A drug that acts like a growth-promoting protein in the brain reduces degeneration and motor deficits associated with Huntington’s disease in two mouse models of the disorder, according to a study appearing November 27 in the Journal of Neuroscience. The findings add to a growing body of evidence that protecting or boosting neurotrophins—the molecules that support the survival and function of nerve cells—may slow the progression of Huntington’s disease and other neurodegenerative disorders.
Huntington’s disease is a brain disorder characterized by the emergence of decreased motor, cognitive, and psychiatric abilities, most commonly appearing in the mid-30s and 40s. The disease is caused by a genetic mutation that leads to abnormal clumps of protein in the brain, eventually resulting in the atrophy and death of nerve cells. While there are drugs to alleviate some symptoms of the disease, there are currently no therapies to delay the onset or slow its progression.

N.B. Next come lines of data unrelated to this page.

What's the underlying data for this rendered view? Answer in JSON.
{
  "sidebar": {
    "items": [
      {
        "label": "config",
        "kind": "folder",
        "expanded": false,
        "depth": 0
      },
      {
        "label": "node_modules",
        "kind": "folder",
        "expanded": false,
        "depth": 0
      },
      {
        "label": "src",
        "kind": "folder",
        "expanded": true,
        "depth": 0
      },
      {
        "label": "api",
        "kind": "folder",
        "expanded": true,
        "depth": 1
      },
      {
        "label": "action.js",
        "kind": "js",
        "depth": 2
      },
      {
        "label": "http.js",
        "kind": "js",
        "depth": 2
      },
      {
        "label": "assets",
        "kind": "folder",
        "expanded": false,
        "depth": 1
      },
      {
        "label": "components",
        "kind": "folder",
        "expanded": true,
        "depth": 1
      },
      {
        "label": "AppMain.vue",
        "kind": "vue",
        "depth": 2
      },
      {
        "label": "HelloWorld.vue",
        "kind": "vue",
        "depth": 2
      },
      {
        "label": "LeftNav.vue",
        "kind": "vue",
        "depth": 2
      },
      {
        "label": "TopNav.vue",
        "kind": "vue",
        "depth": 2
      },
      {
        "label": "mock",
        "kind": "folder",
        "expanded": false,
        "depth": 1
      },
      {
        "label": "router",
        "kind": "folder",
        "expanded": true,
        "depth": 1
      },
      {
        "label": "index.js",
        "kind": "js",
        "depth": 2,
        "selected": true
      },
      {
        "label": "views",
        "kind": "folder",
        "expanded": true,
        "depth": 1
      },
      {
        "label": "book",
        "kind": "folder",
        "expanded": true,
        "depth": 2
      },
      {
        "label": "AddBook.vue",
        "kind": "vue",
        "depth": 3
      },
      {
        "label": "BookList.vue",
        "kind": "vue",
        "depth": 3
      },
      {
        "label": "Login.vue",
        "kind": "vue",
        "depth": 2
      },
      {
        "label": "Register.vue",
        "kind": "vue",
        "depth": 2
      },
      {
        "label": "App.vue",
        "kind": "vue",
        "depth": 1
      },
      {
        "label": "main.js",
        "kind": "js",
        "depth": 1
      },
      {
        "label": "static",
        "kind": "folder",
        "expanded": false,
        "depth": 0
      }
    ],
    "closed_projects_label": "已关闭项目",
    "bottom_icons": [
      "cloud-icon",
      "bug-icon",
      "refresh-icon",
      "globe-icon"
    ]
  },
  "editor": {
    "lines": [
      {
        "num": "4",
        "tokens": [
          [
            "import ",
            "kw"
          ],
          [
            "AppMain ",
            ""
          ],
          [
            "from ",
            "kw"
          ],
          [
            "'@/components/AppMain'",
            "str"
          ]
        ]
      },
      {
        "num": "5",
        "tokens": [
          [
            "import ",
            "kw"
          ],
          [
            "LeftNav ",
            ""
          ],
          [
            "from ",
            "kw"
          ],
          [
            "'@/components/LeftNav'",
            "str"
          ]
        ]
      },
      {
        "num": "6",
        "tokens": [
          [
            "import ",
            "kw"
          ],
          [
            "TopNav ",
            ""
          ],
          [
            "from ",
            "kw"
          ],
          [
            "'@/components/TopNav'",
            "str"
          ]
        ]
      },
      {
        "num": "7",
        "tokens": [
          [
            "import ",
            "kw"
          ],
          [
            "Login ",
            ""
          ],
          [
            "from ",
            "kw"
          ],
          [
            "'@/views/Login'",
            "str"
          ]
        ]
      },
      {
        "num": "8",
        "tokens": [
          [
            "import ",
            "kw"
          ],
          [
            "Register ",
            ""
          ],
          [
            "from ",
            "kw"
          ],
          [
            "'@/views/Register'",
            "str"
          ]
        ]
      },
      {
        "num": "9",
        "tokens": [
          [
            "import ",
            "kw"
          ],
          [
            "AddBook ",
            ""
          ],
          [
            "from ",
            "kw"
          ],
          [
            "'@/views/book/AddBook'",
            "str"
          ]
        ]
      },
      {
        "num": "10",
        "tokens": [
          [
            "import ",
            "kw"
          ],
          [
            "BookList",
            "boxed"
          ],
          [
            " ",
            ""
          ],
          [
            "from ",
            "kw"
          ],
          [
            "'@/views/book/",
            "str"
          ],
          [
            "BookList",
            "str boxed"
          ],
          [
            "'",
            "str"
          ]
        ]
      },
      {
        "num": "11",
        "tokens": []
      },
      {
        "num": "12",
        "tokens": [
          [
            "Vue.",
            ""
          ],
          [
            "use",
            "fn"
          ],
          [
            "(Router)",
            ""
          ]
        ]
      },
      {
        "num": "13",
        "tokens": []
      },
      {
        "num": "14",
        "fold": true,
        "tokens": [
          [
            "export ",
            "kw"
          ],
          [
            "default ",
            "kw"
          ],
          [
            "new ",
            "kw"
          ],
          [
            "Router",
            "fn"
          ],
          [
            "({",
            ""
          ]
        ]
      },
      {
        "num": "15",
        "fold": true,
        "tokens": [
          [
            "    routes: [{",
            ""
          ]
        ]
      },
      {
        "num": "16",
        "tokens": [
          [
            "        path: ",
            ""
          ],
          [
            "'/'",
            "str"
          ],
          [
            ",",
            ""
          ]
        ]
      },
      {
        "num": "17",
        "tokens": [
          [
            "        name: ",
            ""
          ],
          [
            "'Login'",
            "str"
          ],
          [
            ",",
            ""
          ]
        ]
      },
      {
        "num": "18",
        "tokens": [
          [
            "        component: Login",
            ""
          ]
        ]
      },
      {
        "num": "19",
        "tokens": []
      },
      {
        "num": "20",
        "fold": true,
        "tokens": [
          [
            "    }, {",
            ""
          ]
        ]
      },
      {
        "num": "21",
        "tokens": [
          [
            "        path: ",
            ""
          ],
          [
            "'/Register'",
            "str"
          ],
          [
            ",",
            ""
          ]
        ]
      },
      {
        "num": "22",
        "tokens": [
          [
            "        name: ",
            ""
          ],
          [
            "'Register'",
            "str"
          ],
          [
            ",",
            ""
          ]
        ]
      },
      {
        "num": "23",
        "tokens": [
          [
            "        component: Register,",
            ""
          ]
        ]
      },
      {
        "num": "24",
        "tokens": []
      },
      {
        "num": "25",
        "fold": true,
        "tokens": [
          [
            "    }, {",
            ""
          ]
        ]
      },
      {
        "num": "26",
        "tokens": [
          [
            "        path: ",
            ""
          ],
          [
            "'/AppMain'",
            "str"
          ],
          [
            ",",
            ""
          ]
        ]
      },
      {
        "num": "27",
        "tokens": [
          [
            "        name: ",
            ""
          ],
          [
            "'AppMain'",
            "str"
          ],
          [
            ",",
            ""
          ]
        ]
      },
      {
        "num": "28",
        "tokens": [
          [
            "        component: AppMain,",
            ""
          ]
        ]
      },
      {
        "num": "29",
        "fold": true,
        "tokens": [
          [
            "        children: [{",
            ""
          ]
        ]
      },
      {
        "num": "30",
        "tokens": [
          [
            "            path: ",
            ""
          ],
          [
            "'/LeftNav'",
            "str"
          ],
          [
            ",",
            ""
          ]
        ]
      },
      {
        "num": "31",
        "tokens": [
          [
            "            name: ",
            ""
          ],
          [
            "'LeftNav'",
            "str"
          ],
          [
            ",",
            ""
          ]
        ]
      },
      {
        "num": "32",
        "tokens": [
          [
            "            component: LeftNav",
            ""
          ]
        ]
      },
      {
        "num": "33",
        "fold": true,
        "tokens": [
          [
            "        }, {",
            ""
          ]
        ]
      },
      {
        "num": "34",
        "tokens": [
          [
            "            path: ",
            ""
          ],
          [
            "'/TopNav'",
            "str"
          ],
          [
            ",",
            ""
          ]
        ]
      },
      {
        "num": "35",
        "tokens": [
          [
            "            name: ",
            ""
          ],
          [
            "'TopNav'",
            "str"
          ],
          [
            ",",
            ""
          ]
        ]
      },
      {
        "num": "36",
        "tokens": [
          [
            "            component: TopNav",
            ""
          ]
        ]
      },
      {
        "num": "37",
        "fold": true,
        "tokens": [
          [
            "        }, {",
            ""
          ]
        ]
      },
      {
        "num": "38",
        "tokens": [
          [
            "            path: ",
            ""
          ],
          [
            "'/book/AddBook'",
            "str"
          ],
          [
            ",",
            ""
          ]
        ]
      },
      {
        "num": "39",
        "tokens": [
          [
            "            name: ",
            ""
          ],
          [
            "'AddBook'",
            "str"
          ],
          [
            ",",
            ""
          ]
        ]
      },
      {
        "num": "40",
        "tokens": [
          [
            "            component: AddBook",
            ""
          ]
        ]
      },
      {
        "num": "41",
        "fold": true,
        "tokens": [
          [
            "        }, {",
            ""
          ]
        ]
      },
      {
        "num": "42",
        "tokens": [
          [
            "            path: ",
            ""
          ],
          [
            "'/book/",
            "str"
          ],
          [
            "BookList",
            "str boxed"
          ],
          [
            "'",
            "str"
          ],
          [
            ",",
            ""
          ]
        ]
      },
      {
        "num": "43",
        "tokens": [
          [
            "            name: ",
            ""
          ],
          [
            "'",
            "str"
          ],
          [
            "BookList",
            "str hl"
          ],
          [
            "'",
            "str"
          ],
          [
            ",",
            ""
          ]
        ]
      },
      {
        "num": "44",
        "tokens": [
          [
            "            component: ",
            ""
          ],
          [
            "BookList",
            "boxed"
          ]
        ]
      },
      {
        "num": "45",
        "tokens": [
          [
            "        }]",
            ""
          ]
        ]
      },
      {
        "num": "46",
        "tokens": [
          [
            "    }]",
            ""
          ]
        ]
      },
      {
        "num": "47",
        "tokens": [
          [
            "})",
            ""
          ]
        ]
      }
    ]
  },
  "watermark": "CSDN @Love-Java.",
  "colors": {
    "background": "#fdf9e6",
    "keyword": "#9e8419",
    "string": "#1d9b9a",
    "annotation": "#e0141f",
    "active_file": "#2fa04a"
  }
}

Previous studies of people with Huntington’s disease point to a link between low levels of a neurotrophin called brain-derived neurotrophic factor (BDNF) and symptoms of the disorder. In the current study, Frank Longo, MD, PhD, and others at Stanford University, tested LM22A-4, a drug that specifically binds to and activates the BDNF receptor TrkB on nerve cells, in mice that model the disorder. They found LM22A-4 reduces abnormal protein accumulation, delays nerve cell degeneration, and improves motor skills in the animals. The findings support other recent rodent studies that showed drugs that enhance the action of BDNF can reduce brain changes and symptoms of Huntington’s disease.
Read more at: Phys.org